*** DATASET CONTENT ***

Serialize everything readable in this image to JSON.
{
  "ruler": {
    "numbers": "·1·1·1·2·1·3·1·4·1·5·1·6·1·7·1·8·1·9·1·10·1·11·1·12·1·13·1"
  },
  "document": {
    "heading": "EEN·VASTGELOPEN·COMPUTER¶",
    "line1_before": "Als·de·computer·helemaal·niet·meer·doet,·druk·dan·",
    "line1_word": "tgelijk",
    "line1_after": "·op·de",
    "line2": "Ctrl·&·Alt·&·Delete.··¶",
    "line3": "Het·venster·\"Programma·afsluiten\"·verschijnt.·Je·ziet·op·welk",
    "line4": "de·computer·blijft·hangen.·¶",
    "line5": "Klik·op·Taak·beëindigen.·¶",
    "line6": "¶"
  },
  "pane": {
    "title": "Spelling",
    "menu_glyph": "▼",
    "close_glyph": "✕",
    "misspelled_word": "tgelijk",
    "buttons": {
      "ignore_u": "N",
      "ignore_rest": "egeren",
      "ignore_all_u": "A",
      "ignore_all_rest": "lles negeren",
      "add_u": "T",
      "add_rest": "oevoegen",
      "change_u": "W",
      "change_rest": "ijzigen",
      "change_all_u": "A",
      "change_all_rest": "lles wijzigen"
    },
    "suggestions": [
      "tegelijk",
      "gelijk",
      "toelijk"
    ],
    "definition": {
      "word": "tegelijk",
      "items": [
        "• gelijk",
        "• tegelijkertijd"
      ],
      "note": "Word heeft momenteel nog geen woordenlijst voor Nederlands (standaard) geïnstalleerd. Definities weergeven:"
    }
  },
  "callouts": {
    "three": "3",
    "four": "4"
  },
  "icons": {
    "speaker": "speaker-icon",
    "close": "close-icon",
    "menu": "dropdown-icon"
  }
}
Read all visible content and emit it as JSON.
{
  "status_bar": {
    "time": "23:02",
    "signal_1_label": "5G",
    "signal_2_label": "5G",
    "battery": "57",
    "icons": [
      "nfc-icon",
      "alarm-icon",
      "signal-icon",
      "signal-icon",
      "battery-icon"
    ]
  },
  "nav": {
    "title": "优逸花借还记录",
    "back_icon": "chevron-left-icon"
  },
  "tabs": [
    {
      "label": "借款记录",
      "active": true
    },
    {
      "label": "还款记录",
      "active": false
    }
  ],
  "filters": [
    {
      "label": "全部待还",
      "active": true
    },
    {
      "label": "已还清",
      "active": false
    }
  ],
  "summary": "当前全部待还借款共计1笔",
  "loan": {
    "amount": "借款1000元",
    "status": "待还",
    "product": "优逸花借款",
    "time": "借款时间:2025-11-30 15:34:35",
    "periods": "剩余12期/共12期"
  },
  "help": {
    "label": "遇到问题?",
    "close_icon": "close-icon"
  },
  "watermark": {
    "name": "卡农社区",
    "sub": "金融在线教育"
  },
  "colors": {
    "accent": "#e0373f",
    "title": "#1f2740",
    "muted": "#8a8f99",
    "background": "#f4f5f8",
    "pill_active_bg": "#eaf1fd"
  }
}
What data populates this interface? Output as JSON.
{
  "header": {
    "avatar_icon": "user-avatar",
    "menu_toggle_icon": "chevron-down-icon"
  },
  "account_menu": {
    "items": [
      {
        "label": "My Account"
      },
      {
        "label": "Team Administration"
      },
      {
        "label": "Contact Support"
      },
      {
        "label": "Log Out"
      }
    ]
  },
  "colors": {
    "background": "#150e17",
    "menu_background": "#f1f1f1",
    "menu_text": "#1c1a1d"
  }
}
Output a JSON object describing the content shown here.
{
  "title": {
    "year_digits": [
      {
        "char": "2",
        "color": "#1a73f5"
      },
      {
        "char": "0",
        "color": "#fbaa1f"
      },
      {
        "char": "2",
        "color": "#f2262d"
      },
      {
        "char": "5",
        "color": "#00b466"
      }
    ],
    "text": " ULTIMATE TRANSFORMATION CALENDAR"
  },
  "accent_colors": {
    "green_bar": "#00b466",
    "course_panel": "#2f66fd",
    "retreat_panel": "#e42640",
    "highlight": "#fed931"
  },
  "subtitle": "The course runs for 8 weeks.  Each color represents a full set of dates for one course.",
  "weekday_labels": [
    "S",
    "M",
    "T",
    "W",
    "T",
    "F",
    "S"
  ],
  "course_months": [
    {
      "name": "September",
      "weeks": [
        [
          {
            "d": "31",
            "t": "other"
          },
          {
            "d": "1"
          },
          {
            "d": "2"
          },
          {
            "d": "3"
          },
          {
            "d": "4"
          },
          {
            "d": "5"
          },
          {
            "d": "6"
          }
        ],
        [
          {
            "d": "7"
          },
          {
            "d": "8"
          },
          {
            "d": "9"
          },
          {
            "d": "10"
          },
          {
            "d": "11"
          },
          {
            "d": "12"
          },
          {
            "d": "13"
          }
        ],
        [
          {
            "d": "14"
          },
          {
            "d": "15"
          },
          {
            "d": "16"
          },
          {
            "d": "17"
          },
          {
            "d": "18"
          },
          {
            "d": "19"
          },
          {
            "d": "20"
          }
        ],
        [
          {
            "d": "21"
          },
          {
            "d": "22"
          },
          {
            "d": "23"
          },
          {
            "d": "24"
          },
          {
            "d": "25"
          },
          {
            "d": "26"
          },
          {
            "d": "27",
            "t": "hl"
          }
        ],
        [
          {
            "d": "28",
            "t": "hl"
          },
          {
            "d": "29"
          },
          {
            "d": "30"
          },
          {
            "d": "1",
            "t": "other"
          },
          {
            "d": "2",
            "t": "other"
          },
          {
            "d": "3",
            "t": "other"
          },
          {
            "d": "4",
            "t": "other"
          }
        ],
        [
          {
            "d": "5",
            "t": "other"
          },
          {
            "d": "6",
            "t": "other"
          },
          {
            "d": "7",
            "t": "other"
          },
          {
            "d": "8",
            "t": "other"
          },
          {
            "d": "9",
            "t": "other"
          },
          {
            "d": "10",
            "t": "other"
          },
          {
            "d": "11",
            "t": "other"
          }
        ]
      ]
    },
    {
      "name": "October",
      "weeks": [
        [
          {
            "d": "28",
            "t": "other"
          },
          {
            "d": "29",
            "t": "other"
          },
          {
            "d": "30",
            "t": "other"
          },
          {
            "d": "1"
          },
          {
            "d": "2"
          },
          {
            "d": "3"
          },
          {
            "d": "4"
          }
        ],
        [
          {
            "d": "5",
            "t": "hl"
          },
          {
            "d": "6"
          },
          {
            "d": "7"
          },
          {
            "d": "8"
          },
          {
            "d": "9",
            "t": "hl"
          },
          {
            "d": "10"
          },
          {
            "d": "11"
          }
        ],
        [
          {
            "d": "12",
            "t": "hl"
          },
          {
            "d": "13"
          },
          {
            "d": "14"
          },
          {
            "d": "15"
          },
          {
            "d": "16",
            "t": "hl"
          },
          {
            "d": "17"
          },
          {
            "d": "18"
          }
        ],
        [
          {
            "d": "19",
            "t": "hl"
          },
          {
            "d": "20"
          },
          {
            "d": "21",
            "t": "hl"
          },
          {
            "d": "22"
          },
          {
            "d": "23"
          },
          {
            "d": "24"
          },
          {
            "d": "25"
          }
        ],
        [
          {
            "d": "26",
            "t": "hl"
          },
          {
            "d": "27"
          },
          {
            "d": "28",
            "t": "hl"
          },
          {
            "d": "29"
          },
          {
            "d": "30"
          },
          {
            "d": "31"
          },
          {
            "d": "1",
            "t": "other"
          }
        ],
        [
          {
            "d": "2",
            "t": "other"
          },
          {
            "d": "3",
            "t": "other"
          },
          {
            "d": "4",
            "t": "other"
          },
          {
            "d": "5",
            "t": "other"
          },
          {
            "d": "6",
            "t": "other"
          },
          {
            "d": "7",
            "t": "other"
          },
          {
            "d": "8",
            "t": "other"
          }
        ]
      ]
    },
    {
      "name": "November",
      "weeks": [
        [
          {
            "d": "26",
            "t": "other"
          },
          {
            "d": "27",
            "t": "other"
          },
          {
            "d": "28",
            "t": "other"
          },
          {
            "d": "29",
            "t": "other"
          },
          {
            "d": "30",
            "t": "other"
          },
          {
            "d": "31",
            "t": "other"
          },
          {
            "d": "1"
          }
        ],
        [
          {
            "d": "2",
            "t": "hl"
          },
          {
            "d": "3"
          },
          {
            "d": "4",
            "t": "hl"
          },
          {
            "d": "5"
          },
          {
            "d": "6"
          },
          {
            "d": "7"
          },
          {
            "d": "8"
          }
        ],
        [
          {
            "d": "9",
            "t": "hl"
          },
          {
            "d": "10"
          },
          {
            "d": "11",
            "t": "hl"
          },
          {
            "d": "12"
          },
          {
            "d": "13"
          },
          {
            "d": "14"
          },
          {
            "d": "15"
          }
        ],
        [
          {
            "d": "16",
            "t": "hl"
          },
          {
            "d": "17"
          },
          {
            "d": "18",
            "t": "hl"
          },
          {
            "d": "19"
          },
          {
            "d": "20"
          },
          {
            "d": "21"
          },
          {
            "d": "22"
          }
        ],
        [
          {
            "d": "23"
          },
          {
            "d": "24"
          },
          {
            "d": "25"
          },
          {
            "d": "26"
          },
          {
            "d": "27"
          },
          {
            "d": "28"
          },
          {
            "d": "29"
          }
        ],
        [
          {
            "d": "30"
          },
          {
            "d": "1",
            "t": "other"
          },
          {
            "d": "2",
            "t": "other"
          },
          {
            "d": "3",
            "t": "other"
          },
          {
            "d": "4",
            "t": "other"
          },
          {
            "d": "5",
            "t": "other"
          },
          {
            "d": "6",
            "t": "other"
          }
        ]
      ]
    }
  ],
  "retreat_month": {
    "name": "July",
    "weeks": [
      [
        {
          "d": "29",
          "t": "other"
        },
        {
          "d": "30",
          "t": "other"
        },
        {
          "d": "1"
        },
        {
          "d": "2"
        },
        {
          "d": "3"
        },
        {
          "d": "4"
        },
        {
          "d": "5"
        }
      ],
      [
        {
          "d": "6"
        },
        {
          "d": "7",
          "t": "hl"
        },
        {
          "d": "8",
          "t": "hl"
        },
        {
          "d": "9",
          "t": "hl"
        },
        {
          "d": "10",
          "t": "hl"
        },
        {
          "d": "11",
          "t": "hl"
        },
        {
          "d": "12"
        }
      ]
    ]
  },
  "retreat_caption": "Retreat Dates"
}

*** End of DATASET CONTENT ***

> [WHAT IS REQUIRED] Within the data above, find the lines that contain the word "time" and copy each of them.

> [SOLUTION FOR THIS EXERCISE]
    "time": "23:02",
    "time": "借款时间:2025-11-30 15:34:35",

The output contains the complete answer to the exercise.